Finance professor Fukuo Albert Wang spent last year as a visiting scholar for the U.S. Securities and Exchange Commission in Washington D.C., working in the Division of Economic and Risk Analysis. That division functions as a think tank to help the commission tackle complex matters with fresh insight. The agency recruited Wang for his expertise in behavioral finance, market microstructure and systematic risk. Senior Erin Frey ’18 sat down with Wang to learn about his year with the SEC.
What did you learn about the SEC that you didn’t know before?
My finance training helped me to understand the general market, but the SEC focuses on government policy making by creating a setting sound regulatory environment for business to thrive in the U.S. economy.
Tell me about a typical day on the job while at the SEC.
There were always multiple projects going on with different agendas, timelines and deadlines to meet. We worked in a groups that consisted of several economists who worked alongside attorneys and other enforcement in order to discipline some bad behavior from a firm or individual.
You said before you went that you would be “involved with rulemaking, with a focus on preventing future financial crises and the influence of new technologies.” How did you do this?
Due to the innovation of technology, the landscape of trading of security markets is very different. There are 10-20 high frequency trading firms that dominate the markets now. They have a lot of influence. They facilitate efficient market trading, but can cause disruption in and out of market. There are also traditional traders that don’t have resources, facilities or technology to compete so it’s all about regulation.
What is something about the SEC that someone working in finance or economics might not know?
Because we work with attorneys, we do a lot with litigation and rule. Economists are trained on economic reasoning so we are able to provide support for attorneys to write rule for regulations and sound economic analysis to support legislation good regulation that the SEC considers to introduce to the market.
What can real world applications like this teach you that finance or economics books can’t?
Perhaps that books are traditionally focused on the discipline itself. But working in the SEC is about applying that discipline into decision making process. It involves various expertise, not just economics.
How do you plan on translating what you learned to lessons for your students?
Because I teach classes on investing, I can show them how asset values are determined, the risk and return of trade offs, and to make good portfolio decisions.
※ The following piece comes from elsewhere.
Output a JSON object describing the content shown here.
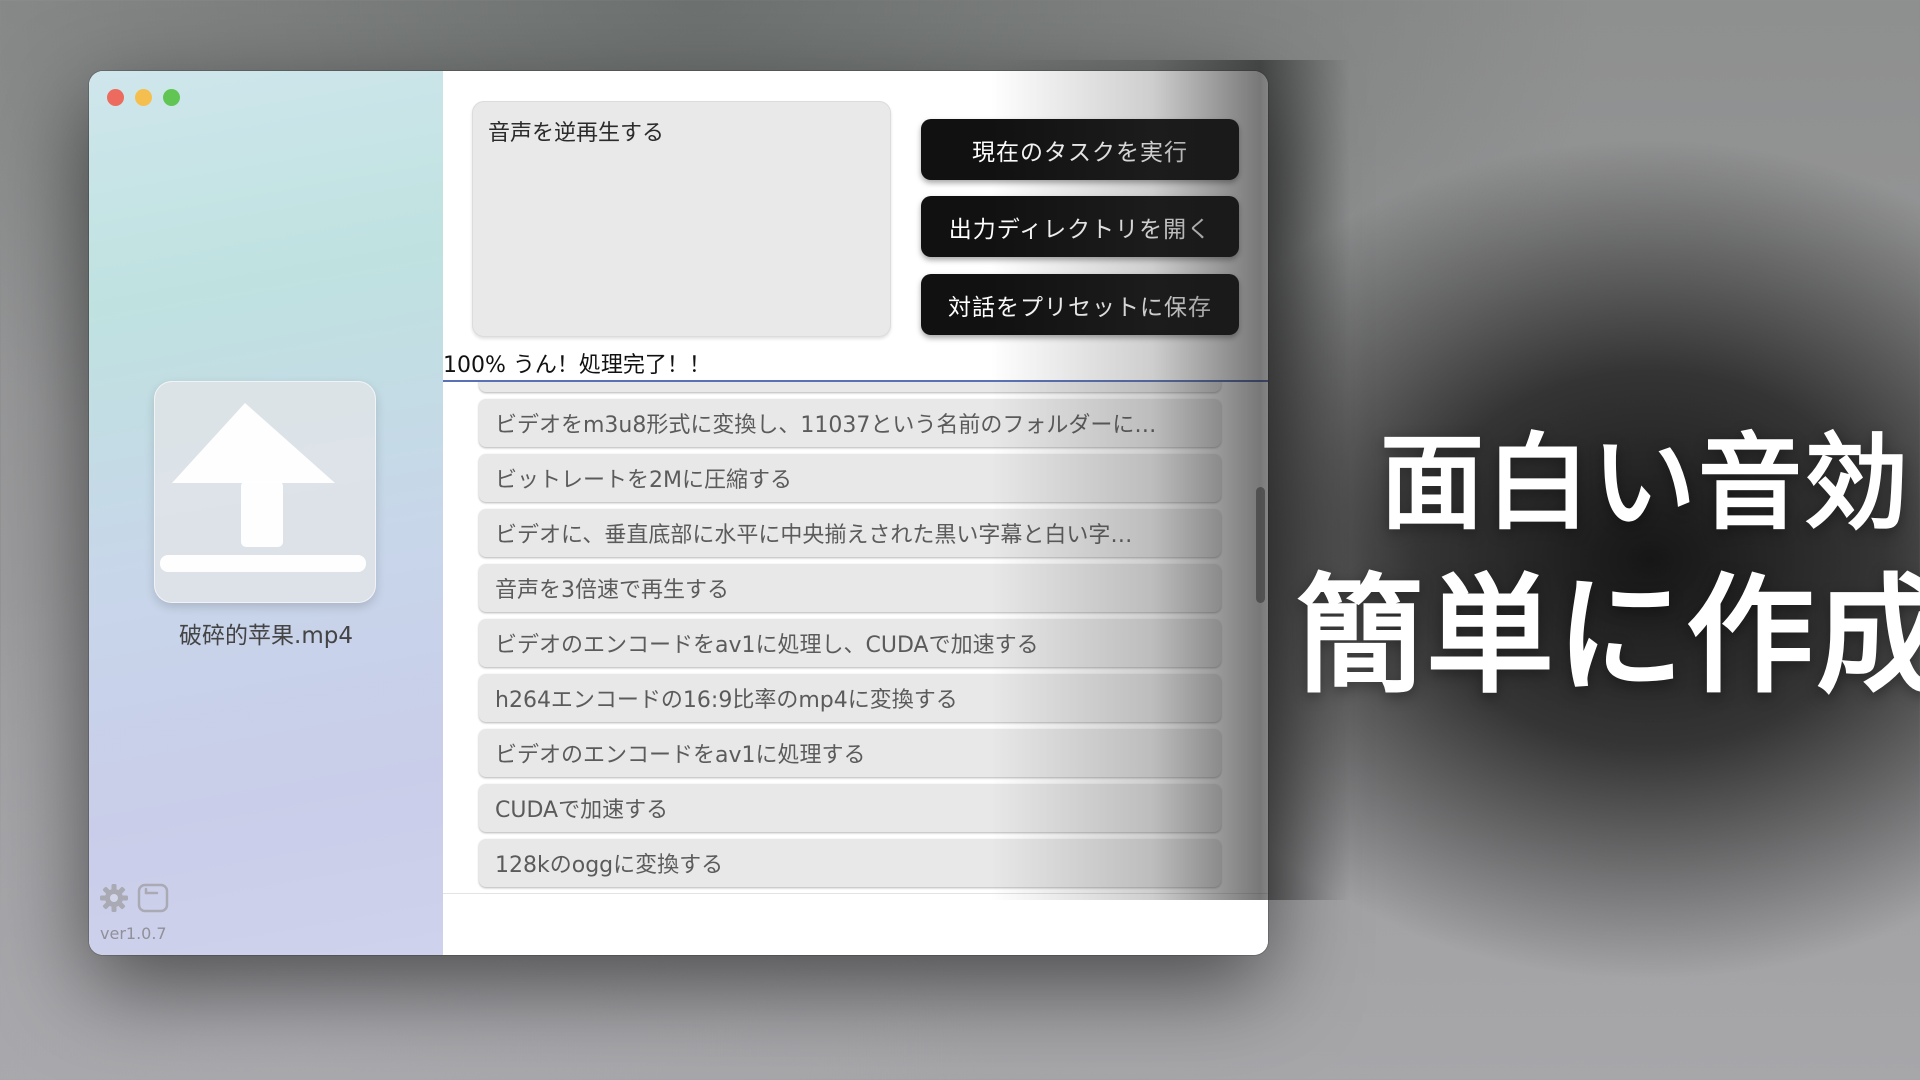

I can explain the SEC from regulatory point of view, so they know how their policy influences how the investor can invest in financial market.”
What was the most important thing you learned in regards to the future of high frequency trading?
In a normal day or time they provide a lot of liquidity to the market, which is a good thing, but during crisis and stressful times, there is a risk that the high frequency firms may cause unnecessary disruption in the market. So what would be a good balance, through an SEC point of view, would be to provide a system or environment that high frequency traders can continue to provide positive contribution, while minimizing the risk or negative impact during the crisis time.
Do you have any concerns about the future of trading or the way the SEC does business?
I’m very optimistic about the SEC in general and the role they play in the U.S. market. They play an extremely important role in the well-functioning financial market in the world because they set up good system. Other countries come to the SEC to see how we govern and regulate our markets. They are also optimistic and I have confidence in the ability of people there to do the work to fulfill their mission that I mentioned earlier.
What advice do you have for students who are trying to get involved in this type of trading?
I would certainly advise them to familiarize themselves with the current regulatory landscape so they are able to operate by understanding current and ongoing developments in the market, how to be consistent with what the SEC wants and also learn what not do.